Nonetheless, the slower pace left Bombardier’s multi-year backlog at US$14.2 billion, four per cent smaller than its US$14.8 billion backlog from a year earlier. The company’s fourth-quarter book-to-bill – the ratio of orders received to deliveries billed, a key indicator of near-term demand – fell to 0.8, according to Desjardins analyst Benoit Poirier.
The bulk of the increase in plane deliveries this year will be made up of Challengers, which have a lower profit margin than the larger Global planes, he added.
Bombardier also forecast free cash flow of between $100 million and $400 million this year, lower than many analysts expected as the manufacturer plows much of its investment capital into meeting those delivery targets.
“Although we are somewhat disappointed with management’s (free cash flow) guidance for 2024, the company’s Q4 report and 2024 earnings outlook point to steady progress toward its 2025 financial targets,” said National Bank analyst Cameron Doerksen in a note to investors.
“Notably, valuation on the stock seemingly reflects an expectation that the company will fall well short of its 2025 targets despite a backlog which provides visibility on earnings and cash flow growth through 2025 and end-market conditions that remain generally healthy.”
Bombardier’s share price fell $6.12 or nearly 12 per cent to $45.99 by early afternoon on the Toronto Stock Exchange.
In the quarter ended Dec. 31, greater jet purchases and aftermarket work – maintenance and repair, for example – helped propel Bombardier’s revenues to US$3.06 billion, a 15 per cent leap from US$2.66 billion in the same period the year before.
Bombardier’s defence segment also had a “banner year,” Martel said, despite a setback in its home country.
Last month, it won a U.S. army contract to supply up to three Global 6500 business jets for conversion into a spy plane prototype.
The announcement came less than six weeks after the Canadian government rejected Bombardier’s pitch for an open bid to replace the air force’s aging patrol planes, with the contract going to Boeing instead.
The manufacturer also continued to lighten its still-heavy debt load, paying down US$400 million throughout 2023 to reduce its adjusted net debt to earnings ratio to 3.3. The number notched a 28 per cent improvement from 2022 and comes closer to the generally accepted target of three or lower.
“We are still planning to shave another billion dollars, roughly, from our debt between ’24 and ’25,” Martel said. The company had US$5.61 billion in long-term debt as of Dec. 31.
Bombardier reported that fourth-quarter profit fell by 11 per cent to US$215 million from US$241 million in the same three months a year earlier.

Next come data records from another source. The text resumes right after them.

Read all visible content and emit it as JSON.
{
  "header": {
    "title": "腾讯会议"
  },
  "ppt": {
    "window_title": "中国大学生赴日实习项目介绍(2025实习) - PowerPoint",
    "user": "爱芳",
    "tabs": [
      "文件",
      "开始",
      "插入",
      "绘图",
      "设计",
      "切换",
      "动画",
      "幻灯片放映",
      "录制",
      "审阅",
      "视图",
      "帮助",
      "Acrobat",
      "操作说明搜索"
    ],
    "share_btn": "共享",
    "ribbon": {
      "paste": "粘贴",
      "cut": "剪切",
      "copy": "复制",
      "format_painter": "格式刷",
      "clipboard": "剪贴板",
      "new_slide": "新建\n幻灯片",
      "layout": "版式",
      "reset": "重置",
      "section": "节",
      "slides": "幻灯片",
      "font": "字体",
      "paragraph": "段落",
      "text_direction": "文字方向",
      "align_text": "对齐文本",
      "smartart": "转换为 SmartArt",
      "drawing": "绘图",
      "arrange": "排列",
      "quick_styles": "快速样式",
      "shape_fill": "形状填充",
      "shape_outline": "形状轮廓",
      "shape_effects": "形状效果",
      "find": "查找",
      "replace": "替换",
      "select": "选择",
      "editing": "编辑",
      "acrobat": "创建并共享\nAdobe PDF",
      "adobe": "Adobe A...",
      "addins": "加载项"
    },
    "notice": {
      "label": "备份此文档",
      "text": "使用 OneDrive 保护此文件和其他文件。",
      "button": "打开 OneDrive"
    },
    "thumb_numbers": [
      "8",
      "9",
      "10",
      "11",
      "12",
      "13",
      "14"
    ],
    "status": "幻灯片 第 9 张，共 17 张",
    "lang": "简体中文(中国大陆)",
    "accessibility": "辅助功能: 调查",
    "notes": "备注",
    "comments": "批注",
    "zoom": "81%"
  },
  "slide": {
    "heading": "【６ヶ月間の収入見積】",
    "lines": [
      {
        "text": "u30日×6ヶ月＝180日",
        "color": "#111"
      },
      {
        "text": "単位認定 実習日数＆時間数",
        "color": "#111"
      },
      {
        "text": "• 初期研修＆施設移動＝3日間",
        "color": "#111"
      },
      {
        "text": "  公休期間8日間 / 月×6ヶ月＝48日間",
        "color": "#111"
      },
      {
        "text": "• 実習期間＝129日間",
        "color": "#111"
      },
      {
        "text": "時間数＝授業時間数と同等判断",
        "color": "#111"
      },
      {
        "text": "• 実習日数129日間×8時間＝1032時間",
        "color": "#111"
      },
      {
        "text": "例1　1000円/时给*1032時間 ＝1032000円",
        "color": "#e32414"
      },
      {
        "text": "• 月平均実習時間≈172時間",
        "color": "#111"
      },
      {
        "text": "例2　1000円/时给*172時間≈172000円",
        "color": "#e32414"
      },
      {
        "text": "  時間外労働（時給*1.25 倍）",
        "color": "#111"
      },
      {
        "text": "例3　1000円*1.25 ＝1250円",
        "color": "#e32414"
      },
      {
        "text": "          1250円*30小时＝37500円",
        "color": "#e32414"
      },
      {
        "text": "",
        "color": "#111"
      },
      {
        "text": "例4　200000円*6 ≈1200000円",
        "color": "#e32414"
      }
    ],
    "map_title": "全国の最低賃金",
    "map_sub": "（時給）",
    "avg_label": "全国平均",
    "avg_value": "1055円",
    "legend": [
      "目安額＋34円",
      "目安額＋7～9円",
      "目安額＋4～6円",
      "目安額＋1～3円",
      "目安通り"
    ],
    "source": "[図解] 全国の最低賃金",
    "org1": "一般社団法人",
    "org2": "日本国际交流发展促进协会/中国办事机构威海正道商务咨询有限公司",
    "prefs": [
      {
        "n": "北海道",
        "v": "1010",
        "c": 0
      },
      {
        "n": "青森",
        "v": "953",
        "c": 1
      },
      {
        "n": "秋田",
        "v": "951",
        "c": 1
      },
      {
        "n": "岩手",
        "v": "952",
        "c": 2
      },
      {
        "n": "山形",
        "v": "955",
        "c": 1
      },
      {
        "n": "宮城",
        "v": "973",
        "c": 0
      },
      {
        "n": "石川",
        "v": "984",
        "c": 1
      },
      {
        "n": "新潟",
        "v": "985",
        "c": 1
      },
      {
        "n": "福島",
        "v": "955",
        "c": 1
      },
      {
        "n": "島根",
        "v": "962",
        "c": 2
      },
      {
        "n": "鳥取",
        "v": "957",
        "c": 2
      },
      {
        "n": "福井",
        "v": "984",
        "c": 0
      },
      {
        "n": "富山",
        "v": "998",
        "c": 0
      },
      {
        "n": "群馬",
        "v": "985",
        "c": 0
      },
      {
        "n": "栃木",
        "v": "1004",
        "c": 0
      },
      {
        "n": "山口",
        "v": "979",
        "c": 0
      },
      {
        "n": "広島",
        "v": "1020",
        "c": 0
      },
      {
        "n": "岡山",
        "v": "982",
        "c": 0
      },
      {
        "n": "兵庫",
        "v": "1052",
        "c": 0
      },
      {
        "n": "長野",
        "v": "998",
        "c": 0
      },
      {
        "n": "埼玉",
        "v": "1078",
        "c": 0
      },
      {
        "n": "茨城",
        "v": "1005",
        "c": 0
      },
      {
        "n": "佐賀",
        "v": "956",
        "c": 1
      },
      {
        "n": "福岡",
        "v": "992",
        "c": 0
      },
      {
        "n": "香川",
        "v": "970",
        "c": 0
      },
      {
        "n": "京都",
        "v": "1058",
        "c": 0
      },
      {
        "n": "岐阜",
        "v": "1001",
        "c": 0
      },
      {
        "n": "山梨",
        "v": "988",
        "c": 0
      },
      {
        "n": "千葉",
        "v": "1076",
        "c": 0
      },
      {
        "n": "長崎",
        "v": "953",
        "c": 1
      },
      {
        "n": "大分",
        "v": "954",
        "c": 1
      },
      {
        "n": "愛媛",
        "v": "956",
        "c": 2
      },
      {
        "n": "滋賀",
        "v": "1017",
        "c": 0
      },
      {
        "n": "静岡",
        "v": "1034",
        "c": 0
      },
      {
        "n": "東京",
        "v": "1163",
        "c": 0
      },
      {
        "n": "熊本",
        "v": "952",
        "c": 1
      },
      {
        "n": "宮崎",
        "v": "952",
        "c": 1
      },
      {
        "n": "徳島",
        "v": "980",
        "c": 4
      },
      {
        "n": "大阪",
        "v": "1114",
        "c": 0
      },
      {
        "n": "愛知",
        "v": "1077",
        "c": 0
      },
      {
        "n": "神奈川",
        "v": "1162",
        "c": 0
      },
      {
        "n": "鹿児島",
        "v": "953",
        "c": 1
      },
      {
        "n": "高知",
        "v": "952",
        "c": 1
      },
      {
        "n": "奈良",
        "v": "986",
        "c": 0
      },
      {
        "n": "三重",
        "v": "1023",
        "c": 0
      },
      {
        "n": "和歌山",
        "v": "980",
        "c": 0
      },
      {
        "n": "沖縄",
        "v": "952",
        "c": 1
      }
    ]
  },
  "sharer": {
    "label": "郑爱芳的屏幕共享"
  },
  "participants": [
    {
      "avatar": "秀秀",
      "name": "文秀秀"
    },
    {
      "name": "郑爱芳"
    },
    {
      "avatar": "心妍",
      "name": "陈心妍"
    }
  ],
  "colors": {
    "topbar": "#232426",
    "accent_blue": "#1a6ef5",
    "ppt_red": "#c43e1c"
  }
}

On an adjusted basis, the company earned US$1.37 per share in the quarter, down from an adjusted profit of US$2.10 per share a year earlier and roughly in line with analyst expectations, according to financial markets data firm Refinitiv.
For the full year, Bombardier reported net income of US$445 million, compared with a net loss of US$148 million in 2022.
This report by The Canadian Press was first published Feb. 8, 2024.
Companies in this story: (TSX:BBD.B)